  14. ^ Reed, Bill (May 22, 2007). "365 Reasons to Love Comics #142". Comic Book Resources. Archived from the original on April 6, 2012. Retrieved April 6, 2012. 
  15. ^ McAvennie "1960s" in Dolan, p. 115: "By issue #50, The Brave and the Bold developed into the ultimate team-up book. The Brave and the Bold #59 added one final element to the team-up theme, when writer Bob Haney and artist Ramona Fradon partnered Batman with Green Lantern."
  16. ^ McAvennie "1960s" in Dolan, p. 134: "When writer Bob Haney paired Green Arrow with Batman...artist Neal Adams targeted the Emerald Archer for a radical redesign."
  17. ^ Eury, Michael (August 2013). "The Batman of Earth-B: The Caped Crusader's Bravest and Boldest Writer, Bob Haney". Back Issue! (TwoMorrows Publishing) (66): 2–5. 
  18. ^ McAvennie "1960s" in Dolan, p. 123: "Aqualad found romance under the sea when scripter Bob Haney and artist Nick Cardy introduced him to fellow young Atlantean Tula, also known as Aquagirl."
  19. ^ McAvennie "1960s" in Dolan, p. 125: "Aquaman advisor Dr. Vulko debuted in September's The Brave and the Bold #73 in a story by scribe Bob Haney and artist Sal Trapani."
  20. ^ McAvennie "1970s" in Dolan, p. 157: "Scribe Bob Haney and artist Dick Dillin introduced the DC Universe to an alternate timeline starring the World's Finest offspring in January's World's Finest Comics #215."
  21. ^ Waid, Mark (w). "House of Mystery #1 DC Publishes Its First Horror Comic" Millennium Edition: House of Mystery 1 (September 2000)
  22. ^ Reed in "365 Reasons to Love Comics #142"
  23. ^ Levitz, Paul (2010). "The Bronze Age 1970-1984". 75 Years of DC Comics The Art of Modern Mythmaking.
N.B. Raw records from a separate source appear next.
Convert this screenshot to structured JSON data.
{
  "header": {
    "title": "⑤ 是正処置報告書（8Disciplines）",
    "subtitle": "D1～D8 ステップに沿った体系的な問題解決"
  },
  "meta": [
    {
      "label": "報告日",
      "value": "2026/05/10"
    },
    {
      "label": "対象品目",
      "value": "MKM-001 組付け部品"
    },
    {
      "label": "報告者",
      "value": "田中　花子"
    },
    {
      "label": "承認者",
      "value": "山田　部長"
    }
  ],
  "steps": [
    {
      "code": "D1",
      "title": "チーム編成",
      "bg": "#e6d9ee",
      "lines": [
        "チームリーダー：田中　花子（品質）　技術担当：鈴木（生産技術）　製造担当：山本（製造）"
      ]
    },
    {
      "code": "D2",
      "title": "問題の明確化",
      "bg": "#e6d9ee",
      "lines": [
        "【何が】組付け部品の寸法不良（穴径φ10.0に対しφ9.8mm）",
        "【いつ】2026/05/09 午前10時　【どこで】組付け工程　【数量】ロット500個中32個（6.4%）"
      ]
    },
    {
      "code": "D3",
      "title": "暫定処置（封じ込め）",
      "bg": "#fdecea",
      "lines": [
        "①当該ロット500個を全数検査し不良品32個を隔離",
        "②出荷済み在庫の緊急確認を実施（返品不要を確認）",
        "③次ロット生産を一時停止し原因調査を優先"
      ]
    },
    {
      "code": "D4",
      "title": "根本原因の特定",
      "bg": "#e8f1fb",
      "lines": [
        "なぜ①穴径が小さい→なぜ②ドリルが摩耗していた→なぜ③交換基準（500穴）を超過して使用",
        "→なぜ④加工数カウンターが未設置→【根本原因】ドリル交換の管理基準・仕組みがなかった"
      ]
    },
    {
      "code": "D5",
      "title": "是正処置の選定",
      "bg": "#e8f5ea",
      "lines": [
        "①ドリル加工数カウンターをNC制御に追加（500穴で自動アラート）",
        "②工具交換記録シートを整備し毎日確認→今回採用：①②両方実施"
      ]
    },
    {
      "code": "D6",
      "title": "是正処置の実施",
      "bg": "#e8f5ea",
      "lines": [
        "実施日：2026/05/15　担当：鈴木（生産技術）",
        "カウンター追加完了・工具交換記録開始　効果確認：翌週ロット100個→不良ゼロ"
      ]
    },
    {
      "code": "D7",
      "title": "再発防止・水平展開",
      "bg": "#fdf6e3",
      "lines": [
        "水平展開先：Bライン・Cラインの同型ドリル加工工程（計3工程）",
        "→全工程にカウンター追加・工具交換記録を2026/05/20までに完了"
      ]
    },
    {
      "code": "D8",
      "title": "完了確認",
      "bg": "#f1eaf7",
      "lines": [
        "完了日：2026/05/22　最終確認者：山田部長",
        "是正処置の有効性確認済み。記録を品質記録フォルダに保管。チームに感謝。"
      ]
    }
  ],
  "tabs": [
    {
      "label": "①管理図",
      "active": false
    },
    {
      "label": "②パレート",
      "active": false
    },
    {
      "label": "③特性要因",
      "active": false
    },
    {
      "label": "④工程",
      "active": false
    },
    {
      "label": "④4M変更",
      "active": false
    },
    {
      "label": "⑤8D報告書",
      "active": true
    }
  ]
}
Taschen America. p. 540. ISBN 9783836519816. "It was undeniable, however, that the audacity of depicting the Prince of Peace's crucifixion in Our Army at War was attention getting. This story, arguably veteran writer Haney's most prestigious work, enriched by the magnificent [Alex] Toth art, was certainly that." 
  24. ^ McAvennie "1970s" in Dolan, p. 172: "Writer Bob Haney and artist Dick Ayers had no intention of terminating the Unknown Soldier...allowing DC to rename the [Star Spangled War Stories] series after the [character], starting with issue #205."
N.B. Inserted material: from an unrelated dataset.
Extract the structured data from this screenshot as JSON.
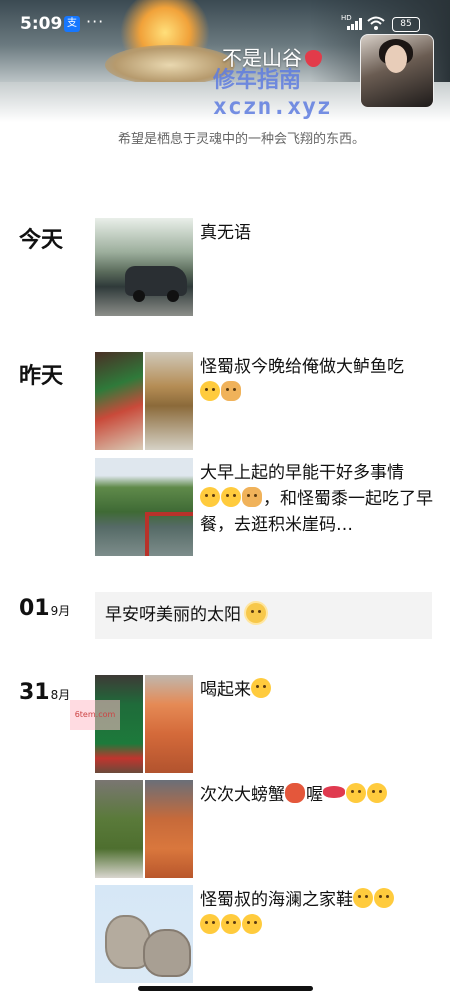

  25. ^ Shutt, Craig (January 9, 2008). "Haney and Cardy’s Lost Teen Titans Annual!". Comics Buyer's Guide. Archived from the original on June 30, 2013. Retrieved June 30, 2013. 
  26. ^ Catron, Michael (January 7, 2011). "Bob Haney Interviewed by Michael Catron Part Three (of Five)". The Comics Journal. Archived from the original on April 6, 2012. Retrieved April 6, 2012. "Ned Chase. He’s Chevy Chase’s father." 

External links[edit]

Preceded by
Robert Kanigher
All-American Men of War writer
1955–1963
Succeeded by
Robert Kanigher
Preceded by
France Herron
The Brave and the Bold writer
1956–1979
Succeeded by
Gerry Conway
Preceded by
Jack Miller
Aquaman writer
1966–1968
Succeeded by
Steve Skeates
Preceded by
n/a
Teen Titans writer
1966–1970
Succeeded by
Robert Kanigher
Preceded by
Steve Skeates
Teen Titans writer
1971–1973
Succeeded by
Bob Rozakis
Preceded by
Steve Skeates and Dennis O'Neil
World's Finest Comics writer
1972–1979
Succeeded by
Dennis O'Neil